* Exercise requirements:
Copy out each line below that has the word "timestamp" in it.

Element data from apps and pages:
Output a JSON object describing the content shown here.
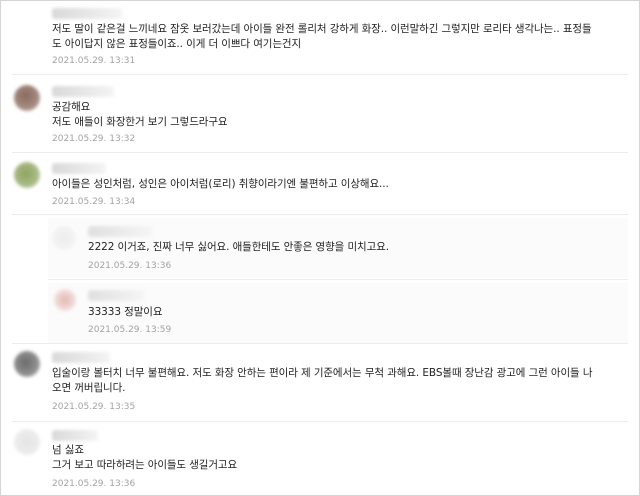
{
  "comments": [
    {
      "lines": [
        "저도 딸이 같은걸 느끼네요 잠옷 보러갔는데 아이들 완전 롤리처 강하게 화장.. 이런말하긴 그렇지만 로리타 생각나는.. 표정들",
        "도 아이답지 않은 표정들이죠.. 이게 더 이쁘다 여기는건지"
      ],
      "timestamp": "2021.05.29. 13:31"
    },
    {
      "lines": [
        "공감해요",
        "저도 애들이 화장한거 보기 그렇드라구요"
      ],
      "timestamp": "2021.05.29. 13:32"
    },
    {
      "lines": [
        "아이들은 성인처럼, 성인은 아이처럼(로리) 취향이라기엔 불편하고 이상해요..."
      ],
      "timestamp": "2021.05.29. 13:34"
    },
    {
      "lines": [
        "2222 이거죠, 진짜 너무 싫어요. 애들한테도 안좋은 영향을 미치고요."
      ],
      "timestamp": "2021.05.29. 13:36"
    },
    {
      "lines": [
        "33333 정말이요"
      ],
      "timestamp": "2021.05.29. 13:59"
    },
    {
      "lines": [
        "입술이랑 볼터치 너무 불편해요. 저도 화장 안하는 편이라 제 기준에서는 무척 과해요. EBS볼때 장난감 광고에 그런 아이들 나",
        "오면 꺼버립니다."
      ],
      "timestamp": "2021.05.29. 13:35"
    },
    {
      "lines": [
        "넘 싫죠",
        "그거 보고 따라하려는 아이들도 생길거고요"
      ],
      "timestamp": "2021.05.29. 13:36"
    }
  ],
  "colors": {
    "timestamp": "#a3a3a3",
    "text": "#222222",
    "divider": "#ececec"
  }
}
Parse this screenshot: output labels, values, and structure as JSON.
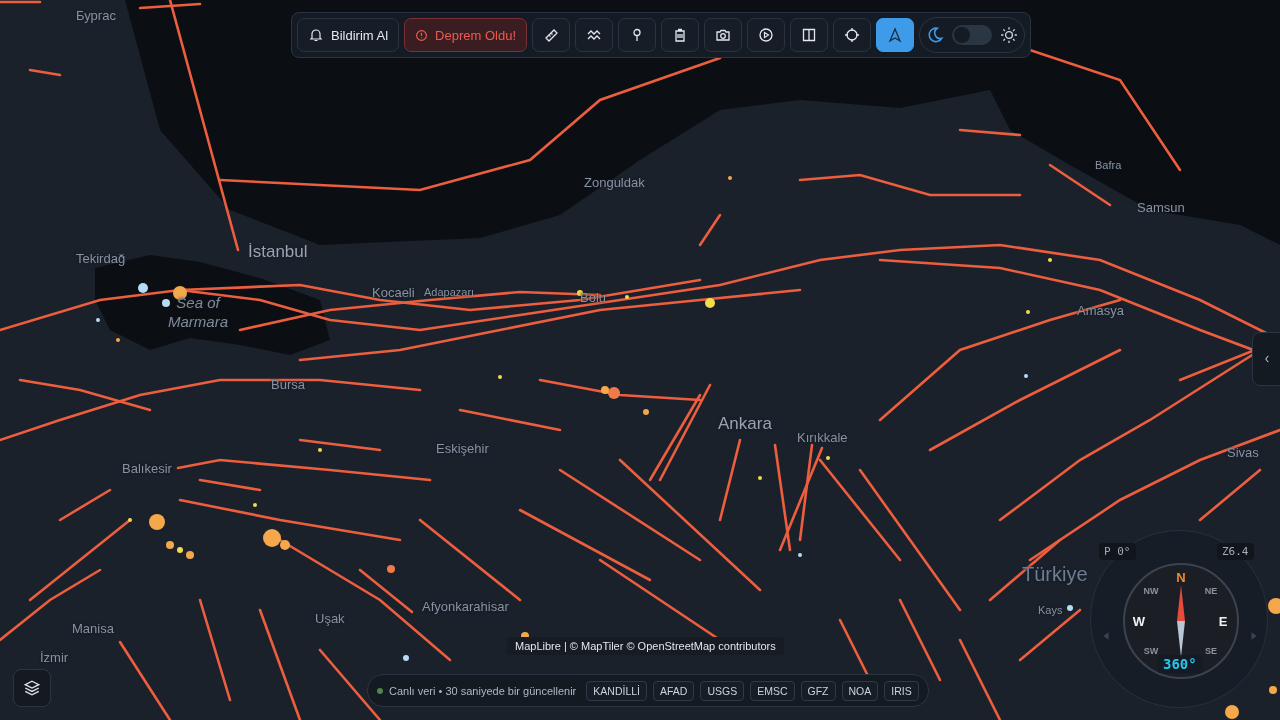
{
  "toolbar": {
    "notify_button": "Bildirim Al",
    "alert_button": "Deprem Oldu!",
    "tools": [
      {
        "kind": "ruler",
        "selected": false
      },
      {
        "kind": "wave",
        "selected": false
      },
      {
        "kind": "pin",
        "selected": false
      },
      {
        "kind": "trash",
        "selected": false
      },
      {
        "kind": "camera",
        "selected": false
      },
      {
        "kind": "play",
        "selected": false
      },
      {
        "kind": "split",
        "selected": false
      },
      {
        "kind": "crosshair",
        "selected": false
      },
      {
        "kind": "navigate",
        "selected": true
      }
    ],
    "theme_toggle": {
      "on": false
    }
  },
  "map": {
    "labels": [
      {
        "text": "Бургас",
        "kind": "city"
      },
      {
        "text": "İstanbul",
        "kind": "major"
      },
      {
        "text": "Tekirdağ",
        "kind": "city"
      },
      {
        "text": "Sea of Marmara",
        "kind": "water"
      },
      {
        "text": "Kocaeli",
        "kind": "city"
      },
      {
        "text": "Adapazarı",
        "kind": "small"
      },
      {
        "text": "Bolu",
        "kind": "city"
      },
      {
        "text": "Zonguldak",
        "kind": "city"
      },
      {
        "text": "Bafra",
        "kind": "small"
      },
      {
        "text": "Samsun",
        "kind": "city"
      },
      {
        "text": "Amasya",
        "kind": "city"
      },
      {
        "text": "Bursa",
        "kind": "city"
      },
      {
        "text": "Ankara",
        "kind": "major"
      },
      {
        "text": "Kırıkkale",
        "kind": "city"
      },
      {
        "text": "Balıkesir",
        "kind": "city"
      },
      {
        "text": "Eskişehir",
        "kind": "city"
      },
      {
        "text": "Sivas",
        "kind": "city"
      },
      {
        "text": "Türkiye",
        "kind": "country"
      },
      {
        "text": "Kays",
        "kind": "small"
      },
      {
        "text": "Uşak",
        "kind": "city"
      },
      {
        "text": "Afyonkarahisar",
        "kind": "city"
      },
      {
        "text": "Manisa",
        "kind": "city"
      },
      {
        "text": "İzmir",
        "kind": "city"
      }
    ],
    "attribution": "MapLibre | © MapTiler © OpenStreetMap contributors"
  },
  "compass": {
    "pitch": "P 0°",
    "zoom": "Z6.4",
    "heading": "360°",
    "directions": [
      "N",
      "NE",
      "E",
      "SE",
      "SW",
      "W",
      "NW"
    ]
  },
  "status_bar": {
    "live": true,
    "text": "Canlı veri • 30 saniyede bir güncellenir",
    "sources": [
      "KANDİLLİ",
      "AFAD",
      "USGS",
      "EMSC",
      "GFZ",
      "NOA",
      "IRIS"
    ]
  }
}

* Problem solution:
      "timestamp": "2021.05.29. 13:31"
      "timestamp": "2021.05.29. 13:32"
      "timestamp": "2021.05.29. 13:34"
      "timestamp": "2021.05.29. 13:36"
      "timestamp": "2021.05.29. 13:59"
      "timestamp": "2021.05.29. 13:35"
      "timestamp": "2021.05.29. 13:36"
    "timestamp": "#a3a3a3",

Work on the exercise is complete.